In markets where Verizon and AT&T do acquire spectrum, especially rural markets, they could put significant pressure on smaller carriers. Many smaller carriers have survived by getting roaming revenue from larger carriers that have not built out footprints in areas where the Tier 1 players have found it uneconomic to build out native network footprints. With spectrum of their own, Verizon and AT&T won't need those smaller carriers nearly as much. Without that roaming revenue, many competitive carriers will likely be forced to fold as Verizon and AT&T build out their networks in the 2019-2020 timeframe. Verizon and AT&T will also likely exert even more competitive pressure on the smaller players than they do now. 

Wireless is a scale business, and without scale, competitors often fall by the wayside. That's why smaller carriers have been so eager to get 600 MHz spectrum, to be connected to a larger device and network infrastructure ecosystem that will last into the next decade and beyond.   

I don't doubt that the spectrum reserve was created with the best of intentions -- to help small and rural carriers, primarily. And I also don't doubt that it will help them, and smaller carriers will get some spectrum in their local footprints that they would otherwise not have been able to successfully acquire.

However, the reserve could also create some unexpected outcomes, especially if AT&T and Verizon buy up spectrum in rural areas where they are eligible to bid on reserve spectrum, or just bid up prices. There's nothing to stop them from doing so, and nothing inherently wrong with such strategies -- the carriers are allowed to do so under the FCC's rules and it seems unlikely the rules will be changed at this late stage.  

The spectrum reserve was meant to help competitive carriers.
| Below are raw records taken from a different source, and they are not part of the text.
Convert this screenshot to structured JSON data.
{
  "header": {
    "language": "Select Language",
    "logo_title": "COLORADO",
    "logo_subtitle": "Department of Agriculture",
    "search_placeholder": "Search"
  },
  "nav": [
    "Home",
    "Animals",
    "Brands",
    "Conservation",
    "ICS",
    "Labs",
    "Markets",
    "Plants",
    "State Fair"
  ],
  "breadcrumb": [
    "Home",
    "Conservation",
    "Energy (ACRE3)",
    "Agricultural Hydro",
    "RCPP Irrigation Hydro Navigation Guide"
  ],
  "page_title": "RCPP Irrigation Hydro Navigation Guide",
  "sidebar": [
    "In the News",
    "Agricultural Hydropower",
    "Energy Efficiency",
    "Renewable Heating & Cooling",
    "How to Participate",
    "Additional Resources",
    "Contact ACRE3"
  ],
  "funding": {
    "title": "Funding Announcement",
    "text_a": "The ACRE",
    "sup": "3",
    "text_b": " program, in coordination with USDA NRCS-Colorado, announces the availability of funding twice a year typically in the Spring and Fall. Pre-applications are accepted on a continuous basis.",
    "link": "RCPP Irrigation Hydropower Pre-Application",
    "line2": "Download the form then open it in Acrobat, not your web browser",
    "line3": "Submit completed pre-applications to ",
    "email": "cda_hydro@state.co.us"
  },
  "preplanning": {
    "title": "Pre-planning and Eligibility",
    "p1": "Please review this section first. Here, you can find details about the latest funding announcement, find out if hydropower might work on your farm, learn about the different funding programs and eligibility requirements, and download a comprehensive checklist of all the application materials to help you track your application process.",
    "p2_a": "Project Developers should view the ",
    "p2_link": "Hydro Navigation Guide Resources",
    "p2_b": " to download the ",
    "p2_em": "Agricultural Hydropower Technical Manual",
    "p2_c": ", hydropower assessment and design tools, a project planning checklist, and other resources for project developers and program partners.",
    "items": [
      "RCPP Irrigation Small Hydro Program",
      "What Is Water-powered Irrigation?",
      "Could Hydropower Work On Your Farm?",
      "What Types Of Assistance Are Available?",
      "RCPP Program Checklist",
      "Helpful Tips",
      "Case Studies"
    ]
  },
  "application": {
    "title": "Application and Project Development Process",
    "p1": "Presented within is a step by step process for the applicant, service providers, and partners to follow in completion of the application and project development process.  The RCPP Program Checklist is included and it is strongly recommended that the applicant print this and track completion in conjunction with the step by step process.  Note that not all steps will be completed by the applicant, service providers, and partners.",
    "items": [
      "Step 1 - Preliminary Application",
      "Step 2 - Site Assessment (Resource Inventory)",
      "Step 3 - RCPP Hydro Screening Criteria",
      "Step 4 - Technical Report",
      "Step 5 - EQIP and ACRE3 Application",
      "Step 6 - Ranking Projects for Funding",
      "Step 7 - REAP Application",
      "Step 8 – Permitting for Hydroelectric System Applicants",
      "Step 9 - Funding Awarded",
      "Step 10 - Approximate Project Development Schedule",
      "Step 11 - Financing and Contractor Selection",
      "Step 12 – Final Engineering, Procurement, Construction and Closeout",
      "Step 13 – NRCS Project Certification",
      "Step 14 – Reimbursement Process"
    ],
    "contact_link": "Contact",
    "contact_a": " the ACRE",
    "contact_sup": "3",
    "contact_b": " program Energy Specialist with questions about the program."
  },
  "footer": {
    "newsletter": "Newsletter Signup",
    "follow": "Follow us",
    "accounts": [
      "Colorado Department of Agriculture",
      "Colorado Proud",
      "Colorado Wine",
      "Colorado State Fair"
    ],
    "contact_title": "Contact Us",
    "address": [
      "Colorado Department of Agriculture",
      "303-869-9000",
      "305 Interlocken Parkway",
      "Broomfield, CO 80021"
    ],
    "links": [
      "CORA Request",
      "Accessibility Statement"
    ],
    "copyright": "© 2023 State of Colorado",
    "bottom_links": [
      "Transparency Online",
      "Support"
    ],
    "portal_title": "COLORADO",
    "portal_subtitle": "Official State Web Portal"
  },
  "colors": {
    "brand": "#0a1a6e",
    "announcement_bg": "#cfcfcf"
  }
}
But it could wind up crushing them in the long run.--Phil